*EXTRACTED INFORMATION:*
== Segment start ==

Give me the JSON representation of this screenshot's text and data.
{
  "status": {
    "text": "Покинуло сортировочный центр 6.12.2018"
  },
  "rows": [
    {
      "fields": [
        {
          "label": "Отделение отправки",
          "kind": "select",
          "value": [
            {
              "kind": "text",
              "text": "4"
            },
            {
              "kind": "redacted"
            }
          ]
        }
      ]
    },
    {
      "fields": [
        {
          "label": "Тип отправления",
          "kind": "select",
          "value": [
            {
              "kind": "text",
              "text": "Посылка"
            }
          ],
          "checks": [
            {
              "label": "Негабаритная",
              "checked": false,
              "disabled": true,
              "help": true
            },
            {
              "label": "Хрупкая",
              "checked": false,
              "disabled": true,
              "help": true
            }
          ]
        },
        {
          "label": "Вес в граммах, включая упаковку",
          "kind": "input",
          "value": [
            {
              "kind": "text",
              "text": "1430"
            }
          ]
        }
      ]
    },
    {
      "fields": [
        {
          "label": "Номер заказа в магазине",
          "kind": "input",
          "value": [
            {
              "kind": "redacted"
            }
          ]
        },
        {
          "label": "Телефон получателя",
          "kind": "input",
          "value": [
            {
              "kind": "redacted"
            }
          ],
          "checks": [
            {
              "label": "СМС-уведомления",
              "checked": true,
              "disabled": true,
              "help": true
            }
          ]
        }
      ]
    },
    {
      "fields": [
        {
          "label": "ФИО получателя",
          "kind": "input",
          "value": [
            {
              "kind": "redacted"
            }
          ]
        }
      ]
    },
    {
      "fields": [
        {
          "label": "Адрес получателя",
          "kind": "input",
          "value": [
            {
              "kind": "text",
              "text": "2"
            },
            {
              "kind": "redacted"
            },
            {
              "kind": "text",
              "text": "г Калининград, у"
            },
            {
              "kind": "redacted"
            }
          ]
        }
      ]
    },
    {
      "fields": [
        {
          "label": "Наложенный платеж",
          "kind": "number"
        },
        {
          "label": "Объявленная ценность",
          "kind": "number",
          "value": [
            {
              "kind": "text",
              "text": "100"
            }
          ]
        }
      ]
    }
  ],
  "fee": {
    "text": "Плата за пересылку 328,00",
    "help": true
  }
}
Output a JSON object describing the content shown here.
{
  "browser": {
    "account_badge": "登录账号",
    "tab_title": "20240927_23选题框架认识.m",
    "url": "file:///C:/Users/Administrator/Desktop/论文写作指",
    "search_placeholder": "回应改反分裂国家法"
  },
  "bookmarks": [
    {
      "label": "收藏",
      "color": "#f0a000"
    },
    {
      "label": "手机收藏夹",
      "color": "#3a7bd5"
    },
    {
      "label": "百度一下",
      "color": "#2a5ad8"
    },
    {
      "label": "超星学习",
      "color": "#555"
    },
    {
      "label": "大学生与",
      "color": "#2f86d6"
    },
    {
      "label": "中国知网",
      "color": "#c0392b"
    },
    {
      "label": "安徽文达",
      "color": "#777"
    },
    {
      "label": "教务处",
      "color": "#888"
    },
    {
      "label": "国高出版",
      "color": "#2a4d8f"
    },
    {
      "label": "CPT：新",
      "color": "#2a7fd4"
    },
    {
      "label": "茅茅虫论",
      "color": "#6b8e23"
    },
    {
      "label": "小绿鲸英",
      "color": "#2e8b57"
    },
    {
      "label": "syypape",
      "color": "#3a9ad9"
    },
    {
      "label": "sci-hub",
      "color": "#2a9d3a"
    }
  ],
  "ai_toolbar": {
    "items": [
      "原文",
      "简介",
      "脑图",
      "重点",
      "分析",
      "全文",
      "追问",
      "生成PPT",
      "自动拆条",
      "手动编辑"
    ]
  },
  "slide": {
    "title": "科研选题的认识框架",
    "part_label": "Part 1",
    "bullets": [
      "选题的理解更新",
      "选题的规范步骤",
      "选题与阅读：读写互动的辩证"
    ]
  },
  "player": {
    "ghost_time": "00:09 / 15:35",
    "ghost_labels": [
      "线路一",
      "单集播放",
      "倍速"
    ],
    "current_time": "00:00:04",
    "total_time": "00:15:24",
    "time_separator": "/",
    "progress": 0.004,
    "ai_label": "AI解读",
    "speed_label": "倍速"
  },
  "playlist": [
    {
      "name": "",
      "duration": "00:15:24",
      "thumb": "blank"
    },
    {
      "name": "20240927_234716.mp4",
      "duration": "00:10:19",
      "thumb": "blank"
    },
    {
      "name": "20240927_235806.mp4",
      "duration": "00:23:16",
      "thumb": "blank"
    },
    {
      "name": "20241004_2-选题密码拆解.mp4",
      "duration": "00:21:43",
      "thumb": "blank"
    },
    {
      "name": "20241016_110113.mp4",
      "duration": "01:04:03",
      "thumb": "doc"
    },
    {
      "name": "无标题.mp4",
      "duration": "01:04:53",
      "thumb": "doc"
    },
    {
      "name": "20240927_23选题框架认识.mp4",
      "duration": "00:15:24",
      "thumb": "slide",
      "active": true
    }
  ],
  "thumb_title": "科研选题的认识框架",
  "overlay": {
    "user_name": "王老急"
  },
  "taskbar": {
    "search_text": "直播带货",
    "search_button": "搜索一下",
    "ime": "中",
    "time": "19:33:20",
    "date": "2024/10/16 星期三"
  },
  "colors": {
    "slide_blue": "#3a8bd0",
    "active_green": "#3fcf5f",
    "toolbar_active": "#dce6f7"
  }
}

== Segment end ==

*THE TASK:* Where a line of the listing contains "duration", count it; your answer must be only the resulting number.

*SOLUTION TO THIS EXERCISE:* 7